R is for ... Rotation: The Giants have been using a rotation at offensive tackle, with rookie Matt Peart getting at least a handful of snaps in the last six games in place of either Cam Fleming or Andrew Thomas. Judge is promising that once Will Hernandez returns from the Reserve/COVID-19 list the Giants will implement a similar rotation with Hernandez, Kevin Zeitler and rookie Shane Lemieux. That is certainly a unique way to construct an offensive line.

S is for ... Slayton: Figure out for yourself if you think Darius Slayton is a No. 1 wide receiver. All I know is he is a really, really good football player and the best Day 3 draft pick (Round 5) the Giants have come across in a really long time.

T is for ... Thomas: Andrew Thomas has had a difficult rookie season, but his play has been trending up over the past few weeks. Let’s see if that continues Sunday against a talented group of Washington pass rushers.

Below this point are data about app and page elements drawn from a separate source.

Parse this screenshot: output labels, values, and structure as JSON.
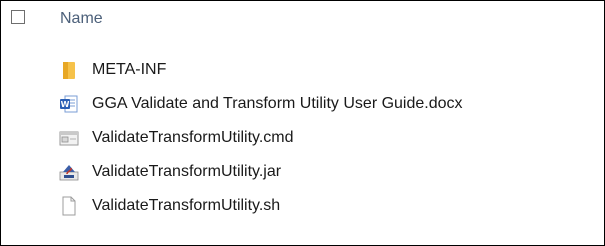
{
  "header": {
    "column_name": "Name"
  },
  "files": [
    {
      "name": "META-INF",
      "icon": "folder-icon"
    },
    {
      "name": "GGA Validate and Transform Utility User Guide.docx",
      "icon": "word-document-icon"
    },
    {
      "name": "ValidateTransformUtility.cmd",
      "icon": "command-script-icon"
    },
    {
      "name": "ValidateTransformUtility.jar",
      "icon": "java-archive-icon"
    },
    {
      "name": "ValidateTransformUtility.sh",
      "icon": "generic-file-icon"
    }
  ],
  "colors": {
    "header_text": "#4c607a",
    "folder": "#f6c24a",
    "word_blue": "#2b5fb4"
  }
}
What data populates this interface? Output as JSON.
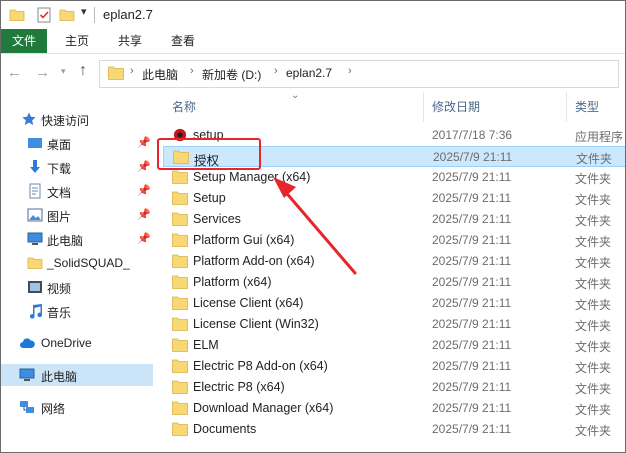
{
  "window": {
    "title": "eplan2.7"
  },
  "ribbon": {
    "tabs": [
      {
        "label": "文件"
      },
      {
        "label": "主页"
      },
      {
        "label": "共享"
      },
      {
        "label": "查看"
      }
    ]
  },
  "address": {
    "crumbs": [
      "此电脑",
      "新加卷 (D:)",
      "eplan2.7"
    ]
  },
  "sidebar": {
    "quick_access": "快速访问",
    "items": [
      {
        "label": "桌面",
        "icon": "desktop-icon",
        "pinned": true
      },
      {
        "label": "下载",
        "icon": "download-icon",
        "pinned": true
      },
      {
        "label": "文档",
        "icon": "documents-icon",
        "pinned": true
      },
      {
        "label": "图片",
        "icon": "pictures-icon",
        "pinned": true
      },
      {
        "label": "此电脑",
        "icon": "computer-icon",
        "pinned": true
      },
      {
        "label": "_SolidSQUAD_",
        "icon": "folder-icon",
        "pinned": false
      },
      {
        "label": "视频",
        "icon": "video-icon",
        "pinned": false
      },
      {
        "label": "音乐",
        "icon": "music-icon",
        "pinned": false
      }
    ],
    "onedrive": "OneDrive",
    "this_pc": "此电脑",
    "network": "网络"
  },
  "columns": {
    "name": "名称",
    "date": "修改日期",
    "type": "类型"
  },
  "files": [
    {
      "name": "setup",
      "date": "2017/7/18 7:36",
      "type": "应用程序",
      "icon": "app-icon"
    },
    {
      "name": "授权",
      "date": "2025/7/9 21:11",
      "type": "文件夹",
      "icon": "folder-icon"
    },
    {
      "name": "Setup Manager (x64)",
      "date": "2025/7/9 21:11",
      "type": "文件夹",
      "icon": "folder-icon"
    },
    {
      "name": "Setup",
      "date": "2025/7/9 21:11",
      "type": "文件夹",
      "icon": "folder-icon"
    },
    {
      "name": "Services",
      "date": "2025/7/9 21:11",
      "type": "文件夹",
      "icon": "folder-icon"
    },
    {
      "name": "Platform Gui (x64)",
      "date": "2025/7/9 21:11",
      "type": "文件夹",
      "icon": "folder-icon"
    },
    {
      "name": "Platform Add-on (x64)",
      "date": "2025/7/9 21:11",
      "type": "文件夹",
      "icon": "folder-icon"
    },
    {
      "name": "Platform (x64)",
      "date": "2025/7/9 21:11",
      "type": "文件夹",
      "icon": "folder-icon"
    },
    {
      "name": "License Client (x64)",
      "date": "2025/7/9 21:11",
      "type": "文件夹",
      "icon": "folder-icon"
    },
    {
      "name": "License Client (Win32)",
      "date": "2025/7/9 21:11",
      "type": "文件夹",
      "icon": "folder-icon"
    },
    {
      "name": "ELM",
      "date": "2025/7/9 21:11",
      "type": "文件夹",
      "icon": "folder-icon"
    },
    {
      "name": "Electric P8 Add-on (x64)",
      "date": "2025/7/9 21:11",
      "type": "文件夹",
      "icon": "folder-icon"
    },
    {
      "name": "Electric P8 (x64)",
      "date": "2025/7/9 21:11",
      "type": "文件夹",
      "icon": "folder-icon"
    },
    {
      "name": "Download Manager (x64)",
      "date": "2025/7/9 21:11",
      "type": "文件夹",
      "icon": "folder-icon"
    },
    {
      "name": "Documents",
      "date": "2025/7/9 21:11",
      "type": "文件夹",
      "icon": "folder-icon"
    }
  ],
  "selected_index": 1,
  "colors": {
    "file_tab": "#1f7a3c",
    "selection": "#cce8ff",
    "annotation": "#e8242c",
    "folder": "#f8d775"
  }
}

U is for ... Unhappy: Golden Tate is apparently unhappy with not getting the ball enough. The reaction from Tate and his wife during and after Monday’s game has made Joe Judge unhappy. If he wants a fight with his coach, Tate is not going to win it. That has been made clear this week as Tate, who may have been trying to force his way into a trade, did not get that, was kept out of practice on Wednesday, worked with the scout team Thursday and Friday and may not dress on Sunday.

V is for ... Victory: The Giants have only one at the halfway point of the season. They need more to help validate Judge’s claim that the team is continuing to improve. Without some victories over the second half of the season, the idea that the team is making progress is going to be a hard sell.

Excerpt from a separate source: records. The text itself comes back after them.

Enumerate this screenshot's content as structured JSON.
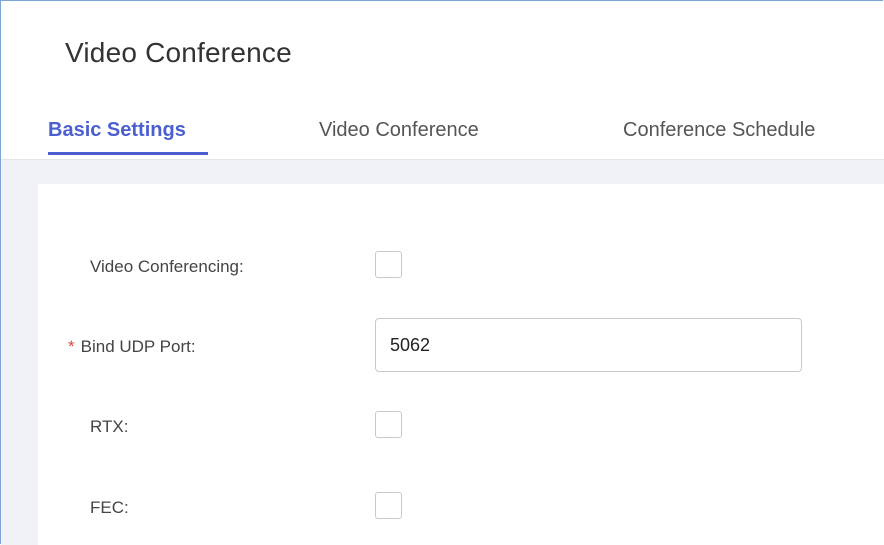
{
  "page": {
    "title": "Video Conference"
  },
  "tabs": [
    {
      "label": "Basic Settings",
      "active": true
    },
    {
      "label": "Video Conference",
      "active": false
    },
    {
      "label": "Conference Schedule",
      "active": false
    }
  ],
  "form": {
    "video_conferencing": {
      "label": "Video Conferencing",
      "separator": ":",
      "checked": false
    },
    "bind_udp_port": {
      "required_mark": "*",
      "label": "Bind UDP Port",
      "separator": ":",
      "value": "5062"
    },
    "rtx": {
      "label": "RTX",
      "separator": ":",
      "checked": false
    },
    "fec": {
      "label": "FEC",
      "separator": ":",
      "checked": false
    }
  },
  "colors": {
    "accent": "#4b5fd1",
    "required": "#e0443a",
    "frame_border": "#7aa7d6",
    "content_bg": "#f0f2f5"
  }
}
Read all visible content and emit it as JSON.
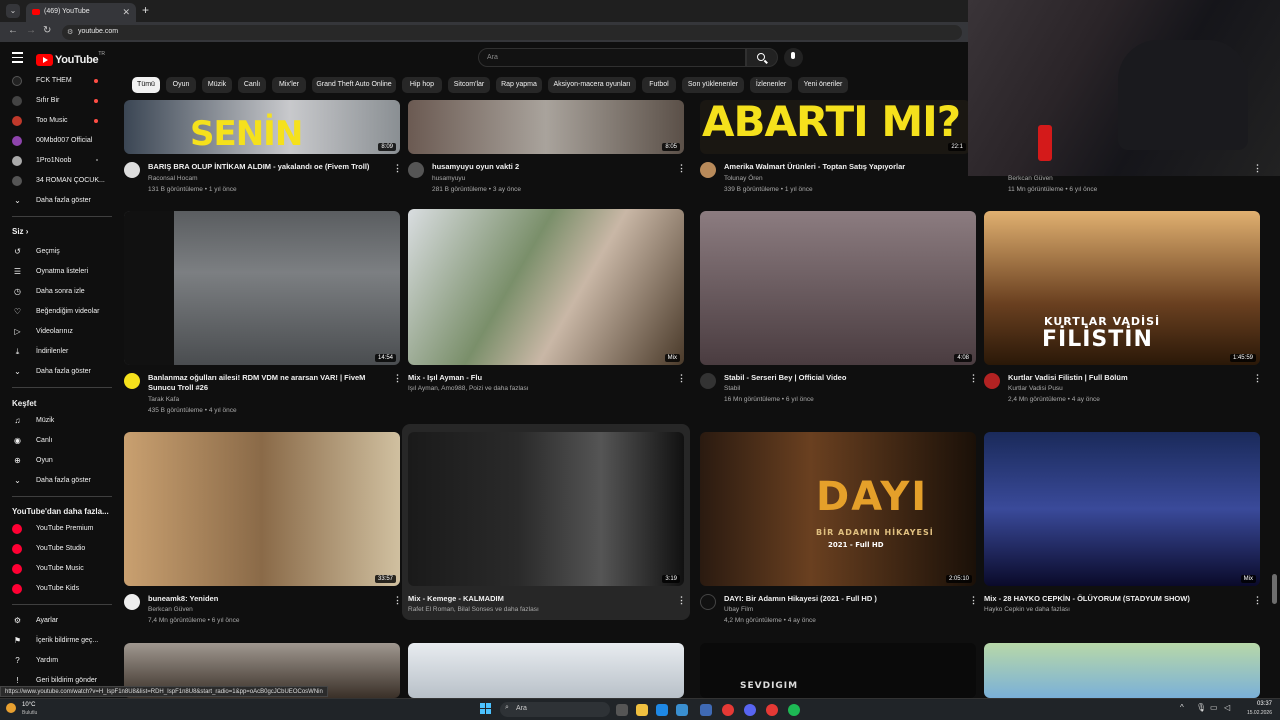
{
  "browser": {
    "tab_title": "(469) YouTube",
    "url": "youtube.com",
    "status_url": "https://www.youtube.com/watch?v=H_IspF1n8U8&list=RDH_IspF1n8U8&start_radio=1&pp=oAcB0gcJCbUEOCosWNin"
  },
  "header": {
    "logo_text": "YouTube",
    "logo_country": "TR",
    "search_placeholder": "Ara"
  },
  "chips": [
    "Tümü",
    "Oyun",
    "Müzik",
    "Canlı",
    "Mix'ler",
    "Grand Theft Auto Online",
    "Hip hop",
    "Sitcom'lar",
    "Rap yapma",
    "Aksiyon-macera oyunları",
    "Futbol",
    "Son yüklenenler",
    "İzlenenler",
    "Yeni öneriler"
  ],
  "sidebar": {
    "subscriptions": [
      {
        "label": "FCK THEM",
        "color": "#222"
      },
      {
        "label": "Sıfır Bir",
        "color": "#444"
      },
      {
        "label": "Too Music",
        "color": "#c0392b"
      },
      {
        "label": "00Mbd007 Official",
        "color": "#8e44ad"
      },
      {
        "label": "1Pro1Noob",
        "color": "#aaa"
      },
      {
        "label": "34 ROMAN ÇOCUK...",
        "color": "#555"
      }
    ],
    "show_more": "Daha fazla göster",
    "you_header": "Siz",
    "you_items": [
      "Geçmiş",
      "Oynatma listeleri",
      "Daha sonra izle",
      "Beğendiğim videolar",
      "Videolarınız",
      "İndirilenler",
      "Daha fazla göster"
    ],
    "explore_header": "Keşfet",
    "explore_items": [
      "Müzik",
      "Canlı",
      "Oyun",
      "Daha fazla göster"
    ],
    "more_header": "YouTube'dan daha fazla...",
    "more_items": [
      "YouTube Premium",
      "YouTube Studio",
      "YouTube Music",
      "YouTube Kids"
    ],
    "settings_items": [
      "Ayarlar",
      "İçerik bildirme geç...",
      "Yardım",
      "Geri bildirim gönder"
    ]
  },
  "videos_row1": [
    {
      "title": "BARIŞ BRA OLUP İNTİKAM ALDIM - yakalandı oe (Fivem Troll)",
      "channel": "Raconsal Hocam",
      "meta": "131 B görüntüleme • 1 yıl önce",
      "duration": "8:09",
      "overlay": "SENİN ANANI"
    },
    {
      "title": "husamyuyu oyun vakti 2",
      "channel": "husamyuyu",
      "meta": "281 B görüntüleme • 3 ay önce",
      "duration": "8:05"
    },
    {
      "title": "Amerika Walmart Ürünleri - Toptan Satış Yapıyorlar",
      "channel": "Tolunay Ören",
      "meta": "339 B görüntüleme • 1 yıl önce",
      "duration": "22:1",
      "overlay": "ABARTI MI?"
    },
    {
      "title": "",
      "channel": "Berkcan Güven",
      "meta": "11 Mn görüntüleme • 6 yıl önce",
      "duration": ""
    }
  ],
  "videos_row2": [
    {
      "title": "Banlanmaz oğulları ailesi! RDM VDM ne ararsan VAR! | FiveM Sunucu Troll #26",
      "channel": "Tarak Kafa",
      "meta": "435 B görüntüleme • 4 yıl önce",
      "duration": "14:54"
    },
    {
      "title": "Mix - Işıl Ayman - Flu",
      "channel": "Işıl Ayman, Amo988, Poizi ve daha fazlası",
      "meta": "",
      "duration": "Mix"
    },
    {
      "title": "Stabil - Serseri Bey | Official Video",
      "channel": "Stabil",
      "meta": "16 Mn görüntüleme • 6 yıl önce",
      "duration": "4:08"
    },
    {
      "title": "Kurtlar Vadisi Filistin | Full Bölüm",
      "channel": "Kurtlar Vadisi Pusu",
      "meta": "2,4 Mn görüntüleme • 4 ay önce",
      "duration": "1:45:59",
      "overlay1": "KURTLAR VADİSİ",
      "overlay2": "FİLİSTİN"
    }
  ],
  "videos_row3": [
    {
      "title": "buneamk8: Yeniden",
      "channel": "Berkcan Güven",
      "meta": "7,4 Mn görüntüleme • 6 yıl önce",
      "duration": "33:57"
    },
    {
      "title": "Mix - Kemege - KALMADIM",
      "channel": "Rafet El Roman, Bilal Sonses ve daha fazlası",
      "meta": "",
      "duration": "3:19"
    },
    {
      "title": "DAYI: Bir Adamın Hikayesi (2021 - Full HD )",
      "channel": "Ubay Film",
      "meta": "4,2 Mn görüntüleme • 4 ay önce",
      "duration": "2:05:10",
      "overlay1": "DAYI",
      "overlay2": "BİR ADAMIN HİKAYESİ",
      "overlay3": "2021 - Full HD"
    },
    {
      "title": "Mix - 28 HAYKO CEPKİN - ÖLÜYORUM (STADYUM SHOW)",
      "channel": "Hayko Cepkin ve daha fazlası",
      "meta": "",
      "duration": "Mix"
    }
  ],
  "row4_overlay": "SEVDIGIM",
  "taskbar": {
    "weather_temp": "10°C",
    "weather_desc": "Bulutlu",
    "search": "Ara",
    "time": "03:37",
    "date": "15.02.2026"
  }
}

W is for ... Win Streak: The Giants have a four-game win streak against Washington. I don’t even want to think about how ugly things will be in the fan base Sunday night and Monday morning if the Giants don’t make that five on Sunday afternoon.

X is for ... X-Man: Oshane Ximines (shoulder) is eligible to come off injured reserve, but not yet healthy enough to do so.

“He’s making a lot of progress. We’re hoping to see him sooner than later. It won’t be this week for him right now,” Judge said. “I think the biggest balance with those guys is balancing with the trainers at what point can we put him out there and know he can properly defend himself and execute aggressively. He’s been working with the trainers very hard. He’s been getting some work in the weight room done and those have been positives. We’ve got Washington and Philly and a bye week coming up. Somewhere in that window hopefully we get him back.”

Y is for ... Yiadom: Isaac Yiadom started two games at cornerback for the Giants, lost his job to Ryan Lewis, and has now reclaimed it with Lewis on IR. Yiadom was solid against the Buccaneers on Monday.

Z is for ... Zeitler: Kevin Zeitler is a good player and the Giants are better with him than without him. Still, I’m a little bit surprised the veteran guard did not get moved at the trade deadline.